Assigned task
What is needed is a verbatim copy of the data, minus the pictures.

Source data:
##########
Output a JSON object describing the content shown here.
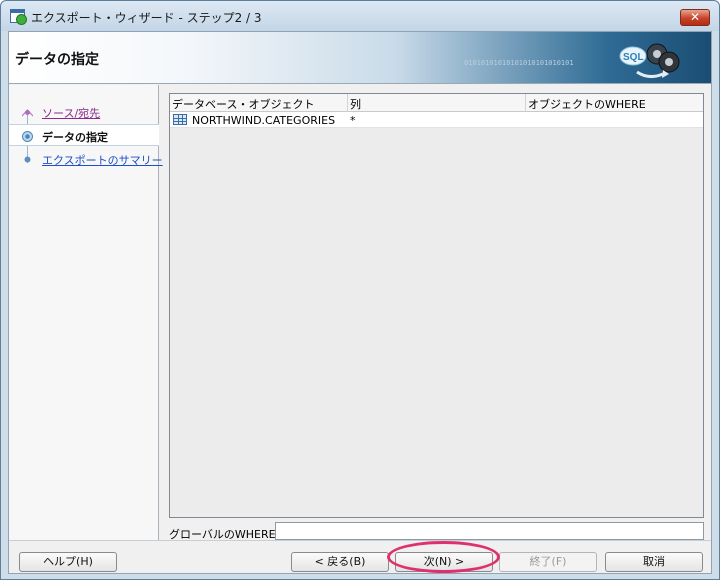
{
  "window": {
    "title": "エクスポート・ウィザード - ステップ2 / 3",
    "close_label": "✕"
  },
  "header": {
    "title": "データの指定",
    "binary_text": "01010101010101010101010101"
  },
  "nav": {
    "items": [
      {
        "label": "ソース/宛先",
        "state": "visited"
      },
      {
        "label": "データの指定",
        "state": "current"
      },
      {
        "label": "エクスポートのサマリー",
        "state": "link"
      }
    ]
  },
  "table": {
    "columns": [
      "データベース・オブジェクト",
      "列",
      "オブジェクトのWHERE"
    ],
    "rows": [
      {
        "object": "NORTHWIND.CATEGORIES",
        "columns": "*",
        "where": ""
      }
    ]
  },
  "global_where": {
    "label": "グローバルのWHERE:",
    "value": ""
  },
  "buttons": {
    "help": "ヘルプ(H)",
    "back": "< 戻る(B)",
    "next": "次(N) >",
    "finish": "終了(F)",
    "cancel": "取消"
  },
  "colors": {
    "link": "#1f4ec9",
    "visited": "#8b2a8b",
    "highlight": "#e0306b"
  }
}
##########
Task solution
Output a JSON object describing the content shown here.
{
  "window": {
    "title": "エクスポート・ウィザード - ステップ2 / 3",
    "close_label": "✕"
  },
  "header": {
    "title": "データの指定",
    "binary_text": "01010101010101010101010101"
  },
  "nav": {
    "items": [
      {
        "label": "ソース/宛先",
        "state": "visited"
      },
      {
        "label": "データの指定",
        "state": "current"
      },
      {
        "label": "エクスポートのサマリー",
        "state": "link"
      }
    ]
  },
  "table": {
    "columns": [
      "データベース・オブジェクト",
      "列",
      "オブジェクトのWHERE"
    ],
    "rows": [
      {
        "object": "NORTHWIND.CATEGORIES",
        "columns": "*",
        "where": ""
      }
    ]
  },
  "global_where": {
    "label": "グローバルのWHERE:",
    "value": ""
  },
  "buttons": {
    "help": "ヘルプ(H)",
    "back": "< 戻る(B)",
    "next": "次(N) >",
    "finish": "終了(F)",
    "cancel": "取消"
  },
  "colors": {
    "link": "#1f4ec9",
    "visited": "#8b2a8b",
    "highlight": "#e0306b"
  }
}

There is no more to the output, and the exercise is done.